_Work to complete_. Copy out each line containing "label" from the entries below.

_Data under study_.
════════════════
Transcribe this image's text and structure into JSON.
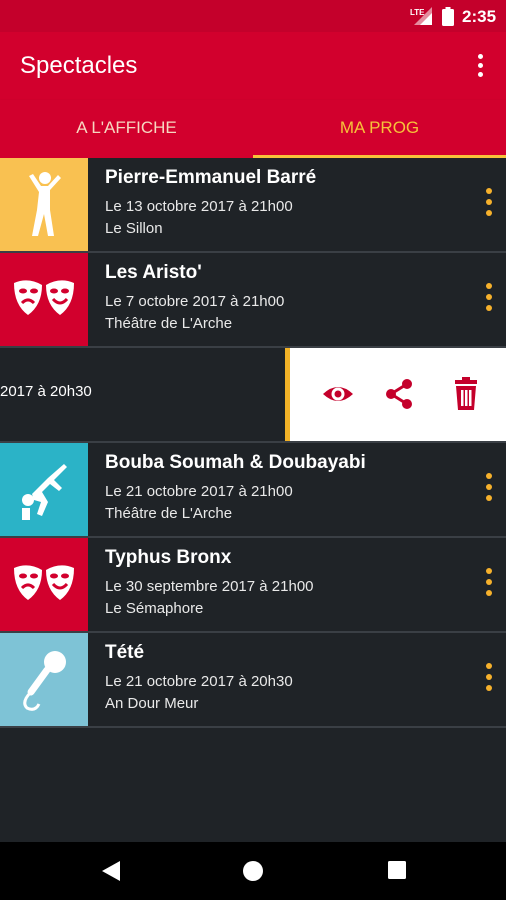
{
  "status": {
    "network": "LTE",
    "time": "2:35"
  },
  "appbar": {
    "title": "Spectacles",
    "menu_icon": "more-vert-icon"
  },
  "tabs": [
    {
      "label": "A L'AFFICHE",
      "selected": false
    },
    {
      "label": "MA PROG",
      "selected": true
    }
  ],
  "colors": {
    "primary": "#d2002d",
    "accent": "#f6c23a",
    "list_bg": "#1f2327"
  },
  "shows": [
    {
      "name": "Pierre-Emmanuel Barré",
      "date": "Le 13 octobre 2017 à 21h00",
      "venue": "Le Sillon",
      "icon": "dancer-icon",
      "color": "#f9c151"
    },
    {
      "name": "Les Aristo'",
      "date": "Le 7 octobre 2017 à 21h00",
      "venue": "Théâtre de L'Arche",
      "icon": "theater-masks-icon",
      "color": "#d2002d"
    },
    {
      "name": "Bouba Soumah & Doubayabi",
      "date": "Le 21 octobre 2017 à 21h00",
      "venue": "Théâtre de L'Arche",
      "icon": "breakdancer-icon",
      "color": "#2bb3c7"
    },
    {
      "name": "Typhus Bronx",
      "date": "Le 30 septembre 2017 à 21h00",
      "venue": "Le Sémaphore",
      "icon": "theater-masks-icon",
      "color": "#d2002d"
    },
    {
      "name": "Tété",
      "date": "Le 21 octobre 2017 à 20h30",
      "venue": "An Dour Meur",
      "icon": "microphone-icon",
      "color": "#7ec3d6"
    }
  ],
  "swiped_row": {
    "partial_date": "2017 à 20h30",
    "actions": [
      {
        "icon": "eye-icon",
        "label": "view"
      },
      {
        "icon": "share-icon",
        "label": "share"
      },
      {
        "icon": "trash-icon",
        "label": "delete"
      }
    ]
  },
  "navbar": {
    "back": "back-icon",
    "home": "home-icon",
    "recents": "recents-icon"
  }
}
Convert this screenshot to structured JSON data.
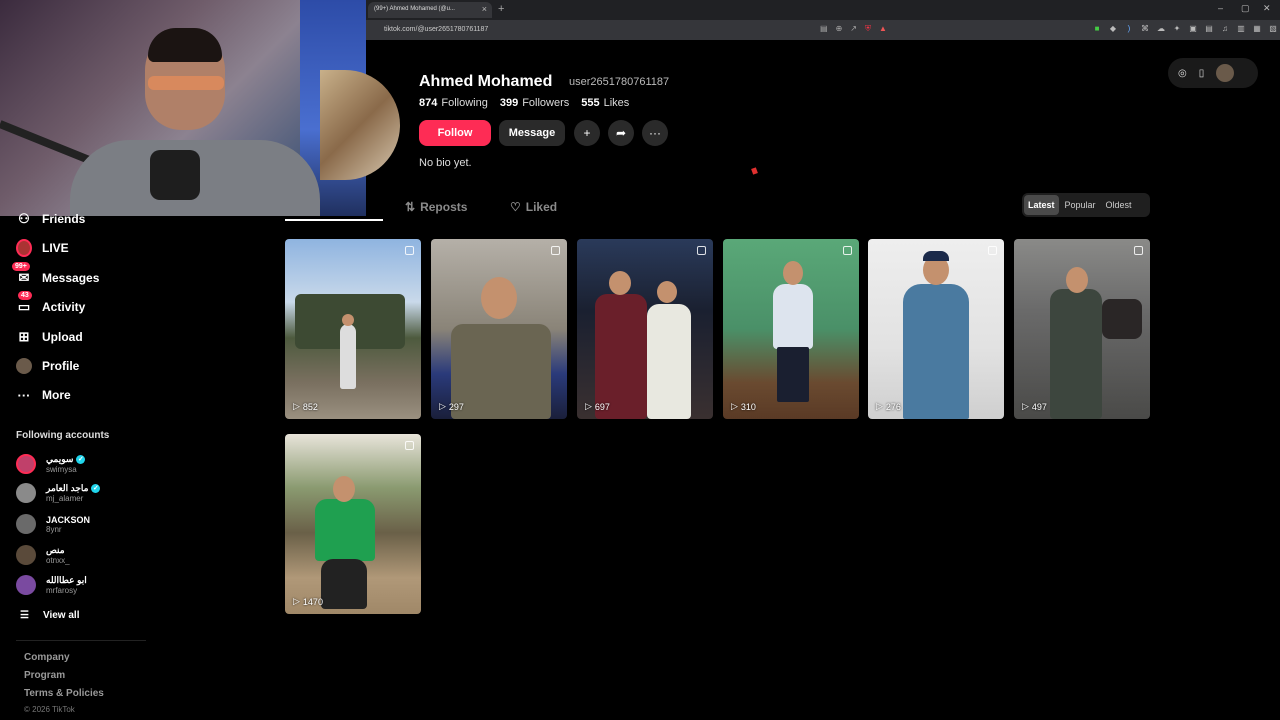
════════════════
_Solution to this exercise_.
      "label": "A L'AFFICHE",
      "label": "MA PROG",
        "label": "view"
        "label": "share"
        "label": "delete"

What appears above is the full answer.